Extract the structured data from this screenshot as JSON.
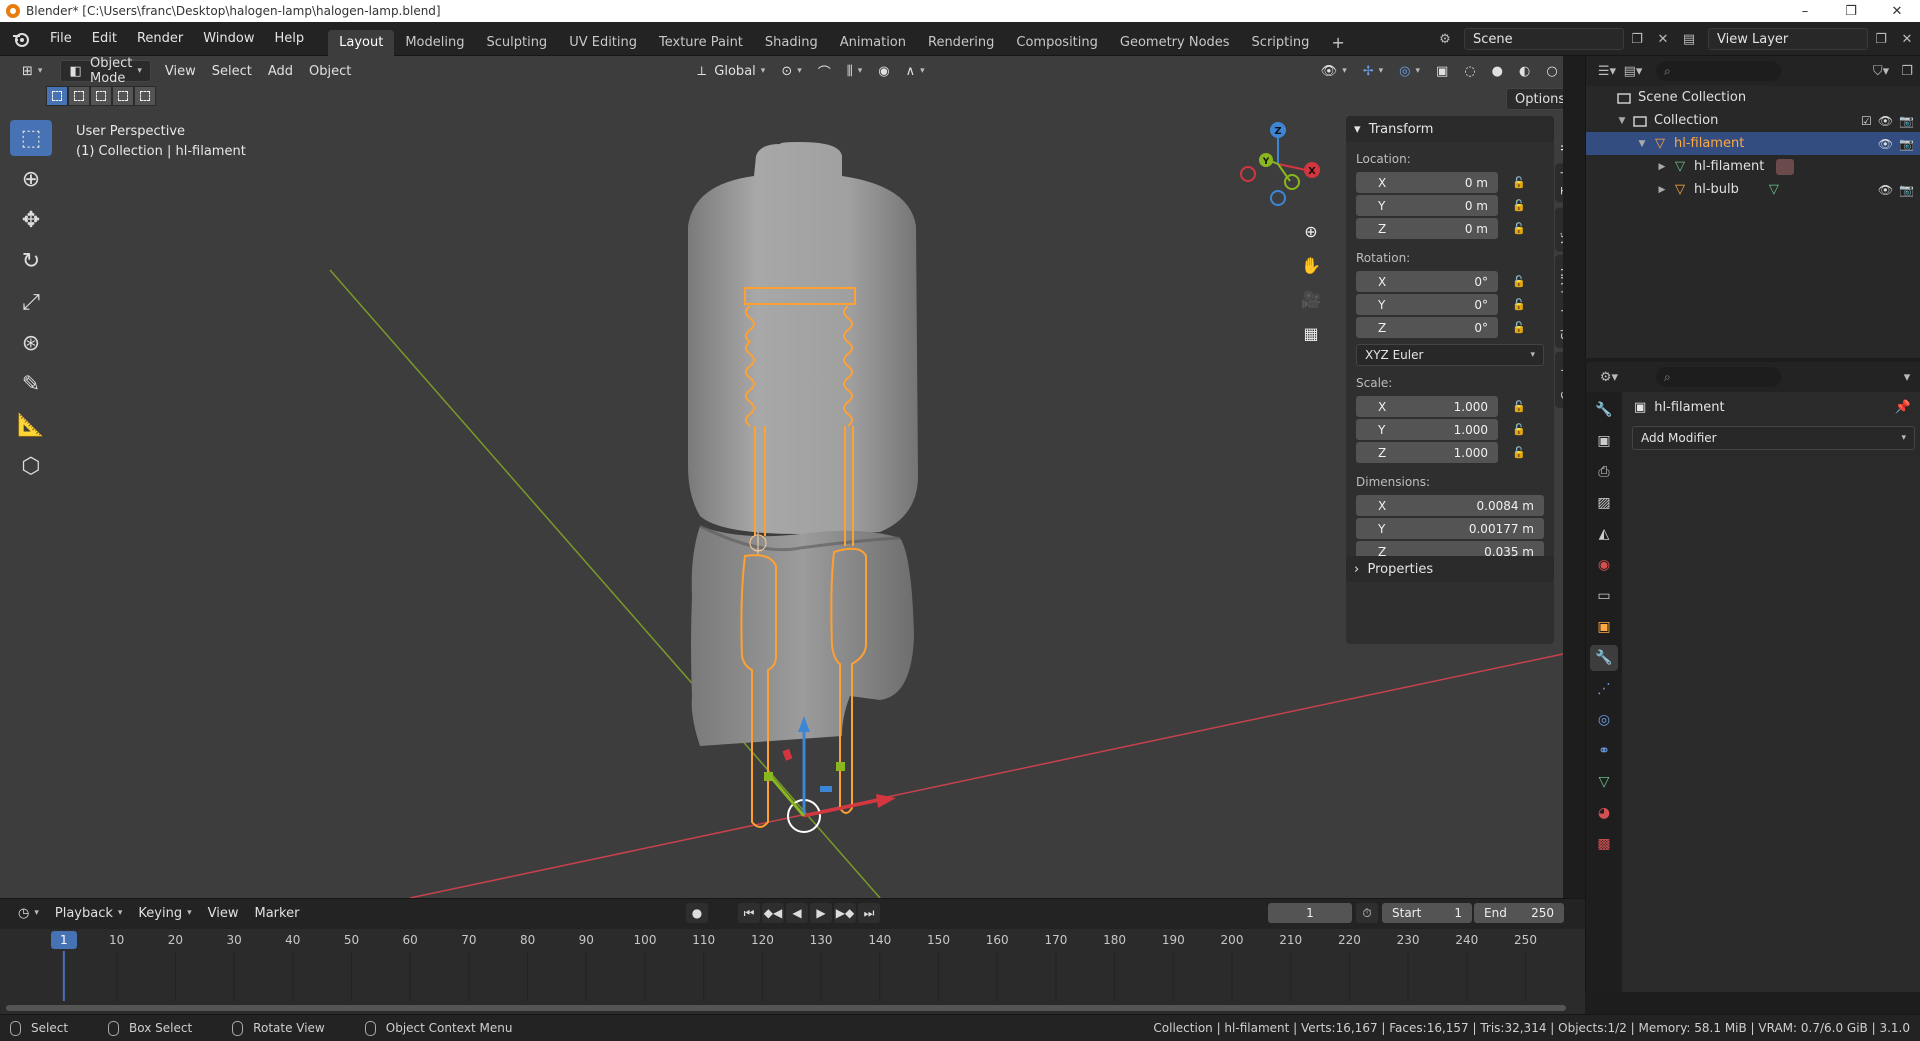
{
  "window": {
    "title": "Blender* [C:\\Users\\franc\\Desktop\\halogen-lamp\\halogen-lamp.blend]",
    "controls": [
      "–",
      "❐",
      "✕"
    ]
  },
  "menu": [
    "File",
    "Edit",
    "Render",
    "Window",
    "Help"
  ],
  "workspaces": [
    "Layout",
    "Modeling",
    "Sculpting",
    "UV Editing",
    "Texture Paint",
    "Shading",
    "Animation",
    "Rendering",
    "Compositing",
    "Geometry Nodes",
    "Scripting"
  ],
  "add_workspace": "+",
  "scene": {
    "name": "Scene",
    "view_layer": "View Layer"
  },
  "viewport": {
    "mode": "Object Mode",
    "menus": [
      "View",
      "Select",
      "Add",
      "Object"
    ],
    "orientation": "Global",
    "options": "Options",
    "info_line1": "User Perspective",
    "info_line2": "(1) Collection | hl-filament",
    "gizmo": {
      "x": "X",
      "y": "Y",
      "z": "Z"
    },
    "colors": {
      "background": "#3d3d3d",
      "x_axis": "#e0434f",
      "y_axis": "#8ab71f",
      "selection": "#ffa033",
      "bulb": "#9a9a9a"
    }
  },
  "transform": {
    "header": "Transform",
    "location_label": "Location:",
    "location": [
      {
        "axis": "X",
        "value": "0 m"
      },
      {
        "axis": "Y",
        "value": "0 m"
      },
      {
        "axis": "Z",
        "value": "0 m"
      }
    ],
    "rotation_label": "Rotation:",
    "rotation": [
      {
        "axis": "X",
        "value": "0°"
      },
      {
        "axis": "Y",
        "value": "0°"
      },
      {
        "axis": "Z",
        "value": "0°"
      }
    ],
    "rotation_mode": "XYZ Euler",
    "scale_label": "Scale:",
    "scale": [
      {
        "axis": "X",
        "value": "1.000"
      },
      {
        "axis": "Y",
        "value": "1.000"
      },
      {
        "axis": "Z",
        "value": "1.000"
      }
    ],
    "dimensions_label": "Dimensions:",
    "dimensions": [
      {
        "axis": "X",
        "value": "0.0084 m"
      },
      {
        "axis": "Y",
        "value": "0.00177 m"
      },
      {
        "axis": "Z",
        "value": "0.035 m"
      }
    ],
    "properties": "Properties"
  },
  "side_tabs": [
    "Item",
    "Tool",
    "View",
    "Shortcut VUr",
    "Create"
  ],
  "outliner": {
    "rows": [
      {
        "label": "Scene Collection"
      },
      {
        "label": "Collection"
      },
      {
        "label": "hl-filament"
      },
      {
        "label": "hl-filament"
      },
      {
        "label": "hl-bulb"
      }
    ]
  },
  "properties_editor": {
    "object_name": "hl-filament",
    "add_modifier": "Add Modifier"
  },
  "timeline": {
    "menus": [
      "Playback",
      "Keying",
      "View",
      "Marker"
    ],
    "current_frame": "1",
    "start_label": "Start",
    "start": "1",
    "end_label": "End",
    "end": "250",
    "ticks": [
      "1",
      "10",
      "20",
      "30",
      "40",
      "50",
      "60",
      "70",
      "80",
      "90",
      "100",
      "110",
      "120",
      "130",
      "140",
      "150",
      "160",
      "170",
      "180",
      "190",
      "200",
      "210",
      "220",
      "230",
      "240",
      "250"
    ]
  },
  "status": {
    "select": "Select",
    "box_select": "Box Select",
    "rotate_view": "Rotate View",
    "context_menu": "Object Context Menu",
    "stats": "Collection | hl-filament | Verts:16,167 | Faces:16,157 | Tris:32,314 | Objects:1/2 | Memory: 58.1 MiB | VRAM: 0.7/6.0 GiB | 3.1.0"
  }
}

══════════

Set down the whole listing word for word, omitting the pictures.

▸ **Exercise solution**:
Extract the structured data from this screenshot as JSON.
{
  "window": {
    "title": "Blender* [C:\\Users\\franc\\Desktop\\halogen-lamp\\halogen-lamp.blend]",
    "controls": [
      "–",
      "❐",
      "✕"
    ]
  },
  "menu": [
    "File",
    "Edit",
    "Render",
    "Window",
    "Help"
  ],
  "workspaces": [
    "Layout",
    "Modeling",
    "Sculpting",
    "UV Editing",
    "Texture Paint",
    "Shading",
    "Animation",
    "Rendering",
    "Compositing",
    "Geometry Nodes",
    "Scripting"
  ],
  "add_workspace": "+",
  "scene": {
    "name": "Scene",
    "view_layer": "View Layer"
  },
  "viewport": {
    "mode": "Object Mode",
    "menus": [
      "View",
      "Select",
      "Add",
      "Object"
    ],
    "orientation": "Global",
    "options": "Options",
    "info_line1": "User Perspective",
    "info_line2": "(1) Collection | hl-filament",
    "gizmo": {
      "x": "X",
      "y": "Y",
      "z": "Z"
    },
    "colors": {
      "background": "#3d3d3d",
      "x_axis": "#e0434f",
      "y_axis": "#8ab71f",
      "selection": "#ffa033",
      "bulb": "#9a9a9a"
    }
  },
  "transform": {
    "header": "Transform",
    "location_label": "Location:",
    "location": [
      {
        "axis": "X",
        "value": "0 m"
      },
      {
        "axis": "Y",
        "value": "0 m"
      },
      {
        "axis": "Z",
        "value": "0 m"
      }
    ],
    "rotation_label": "Rotation:",
    "rotation": [
      {
        "axis": "X",
        "value": "0°"
      },
      {
        "axis": "Y",
        "value": "0°"
      },
      {
        "axis": "Z",
        "value": "0°"
      }
    ],
    "rotation_mode": "XYZ Euler",
    "scale_label": "Scale:",
    "scale": [
      {
        "axis": "X",
        "value": "1.000"
      },
      {
        "axis": "Y",
        "value": "1.000"
      },
      {
        "axis": "Z",
        "value": "1.000"
      }
    ],
    "dimensions_label": "Dimensions:",
    "dimensions": [
      {
        "axis": "X",
        "value": "0.0084 m"
      },
      {
        "axis": "Y",
        "value": "0.00177 m"
      },
      {
        "axis": "Z",
        "value": "0.035 m"
      }
    ],
    "properties": "Properties"
  },
  "side_tabs": [
    "Item",
    "Tool",
    "View",
    "Shortcut VUr",
    "Create"
  ],
  "outliner": {
    "rows": [
      {
        "label": "Scene Collection"
      },
      {
        "label": "Collection"
      },
      {
        "label": "hl-filament"
      },
      {
        "label": "hl-filament"
      },
      {
        "label": "hl-bulb"
      }
    ]
  },
  "properties_editor": {
    "object_name": "hl-filament",
    "add_modifier": "Add Modifier"
  },
  "timeline": {
    "menus": [
      "Playback",
      "Keying",
      "View",
      "Marker"
    ],
    "current_frame": "1",
    "start_label": "Start",
    "start": "1",
    "end_label": "End",
    "end": "250",
    "ticks": [
      "1",
      "10",
      "20",
      "30",
      "40",
      "50",
      "60",
      "70",
      "80",
      "90",
      "100",
      "110",
      "120",
      "130",
      "140",
      "150",
      "160",
      "170",
      "180",
      "190",
      "200",
      "210",
      "220",
      "230",
      "240",
      "250"
    ]
  },
  "status": {
    "select": "Select",
    "box_select": "Box Select",
    "rotate_view": "Rotate View",
    "context_menu": "Object Context Menu",
    "stats": "Collection | hl-filament | Verts:16,167 | Faces:16,157 | Tris:32,314 | Objects:1/2 | Memory: 58.1 MiB | VRAM: 0.7/6.0 GiB | 3.1.0"
  }
}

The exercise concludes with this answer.